Show me a church that doesn’t have a constant flow of new believers coming in, and I will show you a church that is stagnating. The church needs new believers to remind us of what it is all about. And new believers need the church to stabilize them.
When mature believers are around young believers and they see them discover for the first time what it means to know Jesus, it can revive them. It’s like the difference between going to Disneyland with adults and going with children. We see things differently as adults. But when we go to Disneyland with children, everything changes because we see it all through their eyes.

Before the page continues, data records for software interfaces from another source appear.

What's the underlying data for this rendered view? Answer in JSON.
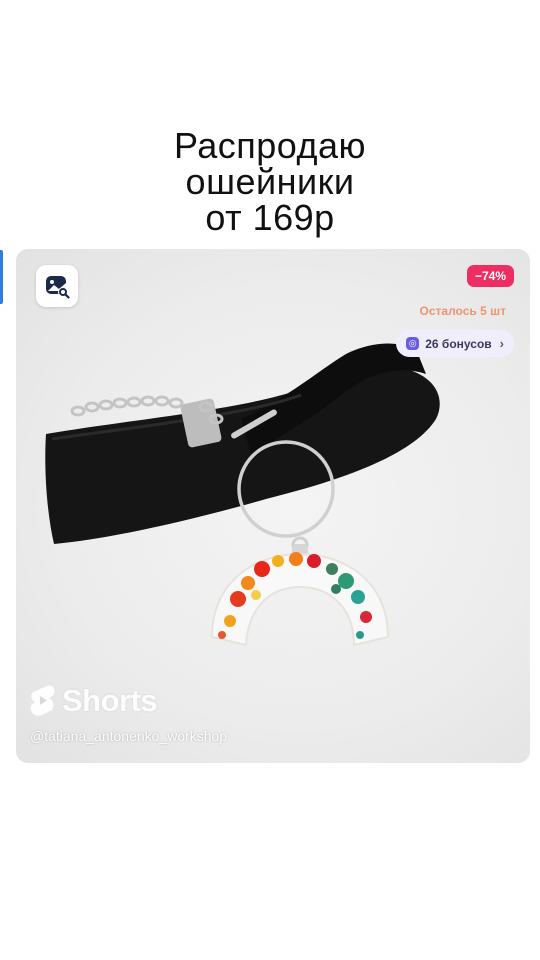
{
  "headline": {
    "line1": "Распродаю",
    "line2": "ошейники",
    "line3": "от 169р"
  },
  "product_card": {
    "discount_badge": "−74%",
    "stock_text": "Осталось 5 шт",
    "bonus_text": "26 бонусов",
    "bonus_chevron": "›",
    "shorts_brand": "Shorts",
    "channel_handle": "@tatiana_antonenko_workshop"
  },
  "icons": {
    "lens": "image-search-icon",
    "bonus": "bonus-coin-icon",
    "shorts": "shorts-logo-icon"
  },
  "colors": {
    "discount_bg": "#ee2d63",
    "stock_text": "#f19370",
    "bonus_bg": "#f1eefc",
    "lens_icon": "#1a2b4a"
  }
}
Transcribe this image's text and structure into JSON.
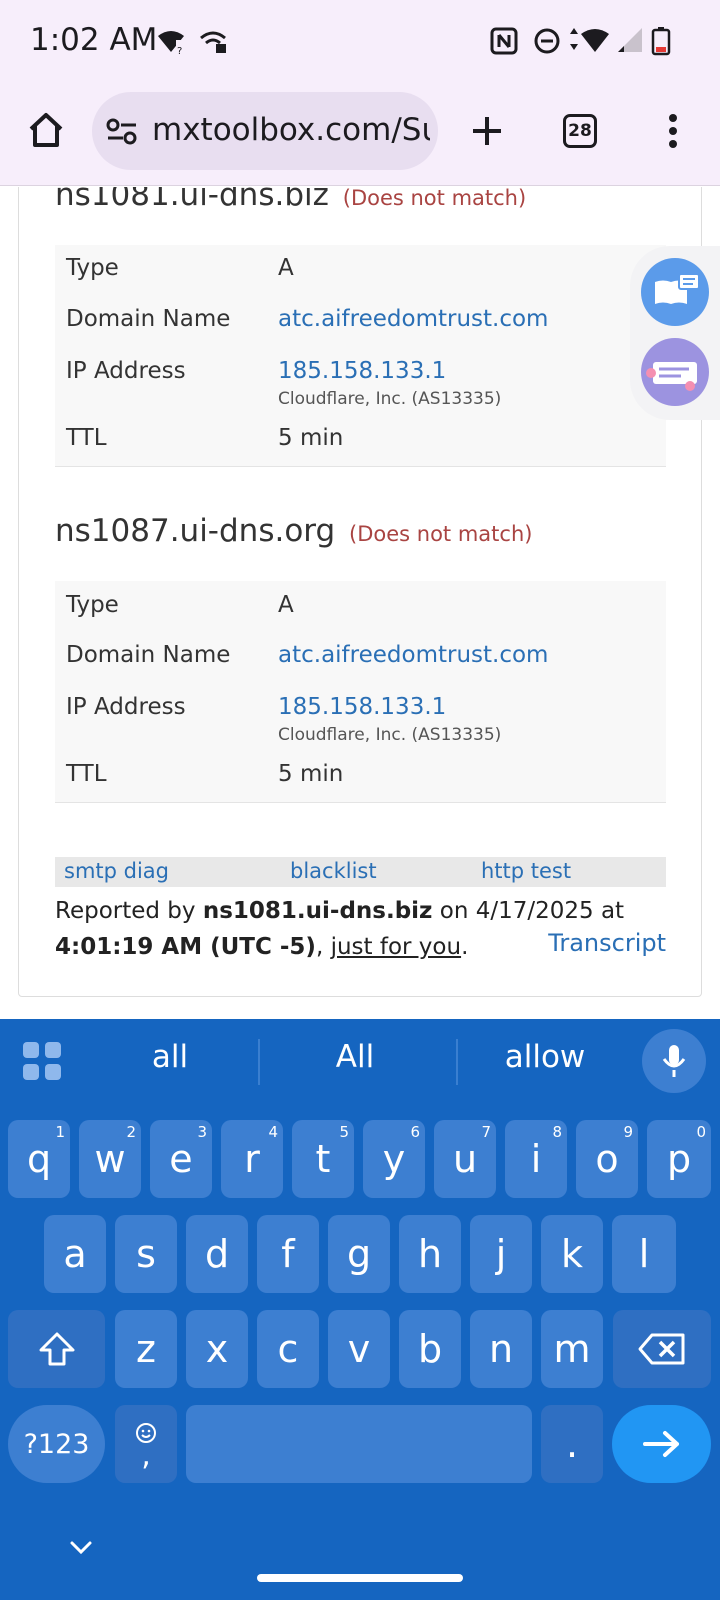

The Bible tells us “the generous soul will be made rich, and he who waters will also be watered himself” (Proverbs 11:25). New believers will replenish us. The first-century church had new believers continually coming in. As we read in Acts 2:47, “And the Lord added to the church daily those who were being saved.”
What an attractive church this was to a lost and watching world as these believers learned, loved, cared, worshiped, and prayed. They looked out for each other. As a result, the world watched and paid attention—and people came to faith.
Witnessing is not just something we do; it’s something we are. Jesus said, “But you shall receive power when the Holy Spirit has come upon you; and you shall be witnesses to Me in Jerusalem, and in all Judea and Samaria, and to the end of the earth” (Acts 1:8).
There was regular, even daily, growth in the first-century church. Evangelism wasn’t a periodic event here and there. They were engaging in it continually. And every church ought to be. Every week we should be giving people an opportunity to come to Christ.